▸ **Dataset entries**

______

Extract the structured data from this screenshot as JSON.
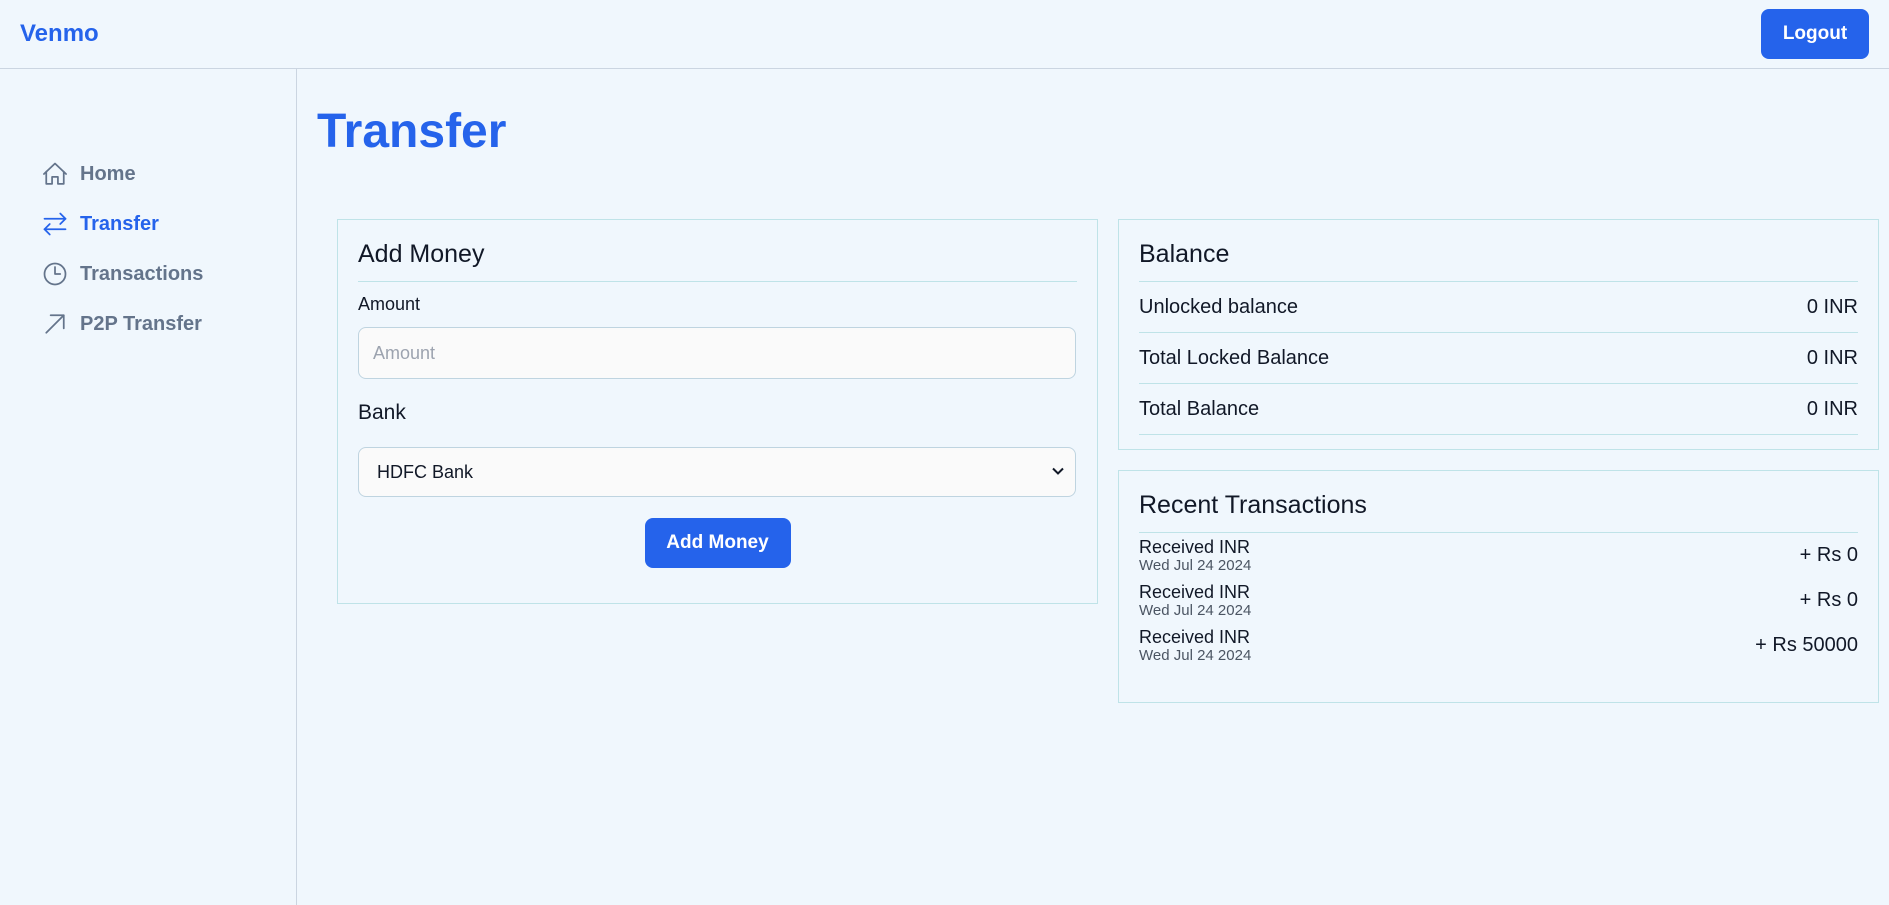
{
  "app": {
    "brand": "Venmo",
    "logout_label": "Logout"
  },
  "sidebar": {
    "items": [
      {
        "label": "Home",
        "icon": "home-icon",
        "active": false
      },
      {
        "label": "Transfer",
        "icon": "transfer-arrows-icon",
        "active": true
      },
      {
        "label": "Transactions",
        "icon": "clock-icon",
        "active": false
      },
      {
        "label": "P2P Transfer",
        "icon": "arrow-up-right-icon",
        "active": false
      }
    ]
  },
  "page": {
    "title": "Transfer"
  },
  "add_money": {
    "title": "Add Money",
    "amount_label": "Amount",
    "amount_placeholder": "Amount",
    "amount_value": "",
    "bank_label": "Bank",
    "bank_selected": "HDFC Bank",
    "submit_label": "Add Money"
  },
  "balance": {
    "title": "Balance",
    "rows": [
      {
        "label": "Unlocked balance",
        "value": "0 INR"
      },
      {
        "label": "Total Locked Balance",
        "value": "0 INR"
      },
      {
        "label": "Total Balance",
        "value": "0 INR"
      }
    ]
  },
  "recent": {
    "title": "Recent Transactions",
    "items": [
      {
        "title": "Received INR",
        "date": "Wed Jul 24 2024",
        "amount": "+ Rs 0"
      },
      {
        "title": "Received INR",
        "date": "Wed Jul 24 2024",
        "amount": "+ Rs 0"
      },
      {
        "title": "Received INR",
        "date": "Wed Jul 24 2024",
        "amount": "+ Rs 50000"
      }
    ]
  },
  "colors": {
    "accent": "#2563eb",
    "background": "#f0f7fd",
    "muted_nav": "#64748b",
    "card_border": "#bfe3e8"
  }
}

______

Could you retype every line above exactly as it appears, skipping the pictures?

Extract the structured data from this screenshot as JSON.
{
  "app": {
    "brand": "Venmo",
    "logout_label": "Logout"
  },
  "sidebar": {
    "items": [
      {
        "label": "Home",
        "icon": "home-icon",
        "active": false
      },
      {
        "label": "Transfer",
        "icon": "transfer-arrows-icon",
        "active": true
      },
      {
        "label": "Transactions",
        "icon": "clock-icon",
        "active": false
      },
      {
        "label": "P2P Transfer",
        "icon": "arrow-up-right-icon",
        "active": false
      }
    ]
  },
  "page": {
    "title": "Transfer"
  },
  "add_money": {
    "title": "Add Money",
    "amount_label": "Amount",
    "amount_placeholder": "Amount",
    "amount_value": "",
    "bank_label": "Bank",
    "bank_selected": "HDFC Bank",
    "submit_label": "Add Money"
  },
  "balance": {
    "title": "Balance",
    "rows": [
      {
        "label": "Unlocked balance",
        "value": "0 INR"
      },
      {
        "label": "Total Locked Balance",
        "value": "0 INR"
      },
      {
        "label": "Total Balance",
        "value": "0 INR"
      }
    ]
  },
  "recent": {
    "title": "Recent Transactions",
    "items": [
      {
        "title": "Received INR",
        "date": "Wed Jul 24 2024",
        "amount": "+ Rs 0"
      },
      {
        "title": "Received INR",
        "date": "Wed Jul 24 2024",
        "amount": "+ Rs 0"
      },
      {
        "title": "Received INR",
        "date": "Wed Jul 24 2024",
        "amount": "+ Rs 50000"
      }
    ]
  },
  "colors": {
    "accent": "#2563eb",
    "background": "#f0f7fd",
    "muted_nav": "#64748b",
    "card_border": "#bfe3e8"
  }
}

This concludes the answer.